India were superb all through, with Virat Kohli and Mohammad Shami playing out of their skins, Rohit Sharma showing excellent leadership skills besides giving rousing starts, and KL Rahul and Shreyas Iyer playing key roles. If it was a heartbreak at the finals for millions of Indian fans all over the world, it was because Australia reserved its best, as always, for the last. The Afghanistan-Australia match captured the spirit of the tournament. Australia were staring down the barrel at 91 for 7 and then Glen Maxwell played an innings for posterity. There was no turning back for Australia after that. But Afghanistan and The Netherlands lit up this tournament with their spirited performance. This festival of cricket has shown that ODIs are not a dull affair, particularly when the bowling is top class. For the discerning, there are nuances on offer in this format which the T-20 lacks with its uniformly blistering pace.
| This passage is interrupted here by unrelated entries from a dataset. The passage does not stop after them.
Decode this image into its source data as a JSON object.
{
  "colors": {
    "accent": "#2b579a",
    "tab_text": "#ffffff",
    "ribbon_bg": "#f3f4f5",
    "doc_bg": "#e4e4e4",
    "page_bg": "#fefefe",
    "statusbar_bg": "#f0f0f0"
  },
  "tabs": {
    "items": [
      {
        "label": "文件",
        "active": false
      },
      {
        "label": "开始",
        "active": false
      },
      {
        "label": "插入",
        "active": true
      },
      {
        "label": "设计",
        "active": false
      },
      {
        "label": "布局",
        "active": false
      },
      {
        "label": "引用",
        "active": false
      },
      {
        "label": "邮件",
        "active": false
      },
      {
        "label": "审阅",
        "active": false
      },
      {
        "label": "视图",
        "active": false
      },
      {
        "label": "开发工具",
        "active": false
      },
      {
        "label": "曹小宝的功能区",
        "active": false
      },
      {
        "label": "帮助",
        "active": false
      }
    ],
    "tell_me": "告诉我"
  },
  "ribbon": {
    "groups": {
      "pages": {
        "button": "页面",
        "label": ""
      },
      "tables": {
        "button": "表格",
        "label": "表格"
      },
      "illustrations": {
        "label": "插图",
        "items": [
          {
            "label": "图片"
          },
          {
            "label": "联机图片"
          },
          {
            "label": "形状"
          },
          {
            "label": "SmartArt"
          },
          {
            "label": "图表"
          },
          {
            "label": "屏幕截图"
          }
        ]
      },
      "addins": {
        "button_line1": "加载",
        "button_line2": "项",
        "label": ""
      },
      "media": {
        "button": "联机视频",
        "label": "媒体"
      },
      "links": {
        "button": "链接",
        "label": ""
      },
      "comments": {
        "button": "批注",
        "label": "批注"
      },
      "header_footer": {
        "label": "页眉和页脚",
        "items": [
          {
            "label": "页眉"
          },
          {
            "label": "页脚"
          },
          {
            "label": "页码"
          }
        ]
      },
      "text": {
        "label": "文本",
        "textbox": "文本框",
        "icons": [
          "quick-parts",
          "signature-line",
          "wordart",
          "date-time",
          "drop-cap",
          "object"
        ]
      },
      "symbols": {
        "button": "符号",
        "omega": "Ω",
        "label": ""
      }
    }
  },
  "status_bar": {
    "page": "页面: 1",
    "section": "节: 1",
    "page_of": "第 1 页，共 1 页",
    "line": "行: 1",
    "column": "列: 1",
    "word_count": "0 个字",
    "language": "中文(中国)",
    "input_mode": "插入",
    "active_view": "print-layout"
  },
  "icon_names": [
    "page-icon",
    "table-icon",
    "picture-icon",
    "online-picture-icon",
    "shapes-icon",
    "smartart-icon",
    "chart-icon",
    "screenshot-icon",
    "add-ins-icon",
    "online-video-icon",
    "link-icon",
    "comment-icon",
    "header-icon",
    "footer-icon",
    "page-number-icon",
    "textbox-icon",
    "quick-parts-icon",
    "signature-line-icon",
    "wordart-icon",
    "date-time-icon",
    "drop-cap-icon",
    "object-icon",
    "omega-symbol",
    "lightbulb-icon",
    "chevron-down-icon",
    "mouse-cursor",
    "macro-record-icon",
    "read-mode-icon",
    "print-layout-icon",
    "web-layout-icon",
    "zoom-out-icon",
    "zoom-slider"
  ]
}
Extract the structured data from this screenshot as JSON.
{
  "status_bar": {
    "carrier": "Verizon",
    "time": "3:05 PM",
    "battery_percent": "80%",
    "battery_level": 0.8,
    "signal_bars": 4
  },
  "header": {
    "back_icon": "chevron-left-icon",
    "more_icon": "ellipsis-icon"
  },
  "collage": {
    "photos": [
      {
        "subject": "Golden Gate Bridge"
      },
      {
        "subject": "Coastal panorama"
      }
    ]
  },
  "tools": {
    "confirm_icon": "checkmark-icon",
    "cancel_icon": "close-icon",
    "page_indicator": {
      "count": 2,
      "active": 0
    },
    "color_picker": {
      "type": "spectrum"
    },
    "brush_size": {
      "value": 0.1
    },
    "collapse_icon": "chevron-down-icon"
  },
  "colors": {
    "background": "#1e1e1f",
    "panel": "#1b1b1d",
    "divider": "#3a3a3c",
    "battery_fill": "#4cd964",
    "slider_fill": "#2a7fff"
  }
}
But more needs to be done to keep ODIs going, and expand the outreach of the game itself. One way forward is to have more tournaments featuring just the top teams to revive spectator and advertising interest. The revival of the ICC Champions Trophy to be held in 2025 in Pakistan, which features eight teams, could help. That said, it is best to have more participants in the long run. It is just as well that the next World Cup in Africa is expected to feature 14 teams, against 10 this time.

But there can be no getting away from the fact that India is the game’s biggest money-spinner, and sadly the only one. According to reports, India will corner over 38 per cent ICC’s revenues for the 2024-27 period, or about $230 million per year. Australia and England come way below at 6.25 per cent and 6.89 per cent, respectively. BCCI’s pitch here is straightforward: the viewership on air and on the ground is strongly linked to India’s presence. Disney Hotstar, the official broadcaster, is estimated to earn ₹3,500 crore in ad revenues. The Big Three will have to play more tournaments in newer countries, with their respective boards managing the players’ workload well. Unlike football, cricket still draws its sustenance as a game played between countries; an IPL cannot match the stature of a World Cup. But league cricket can be used as a stepping stone elsewhere. The BCCI can take the initiative, along with ICC. Cricket has the funds to grow to newer realms. An exciting World Cup has created that possibility — even as Kenya, Ireland, Namibia, Zimbabwe and sadly, the West Indies missed out on this one.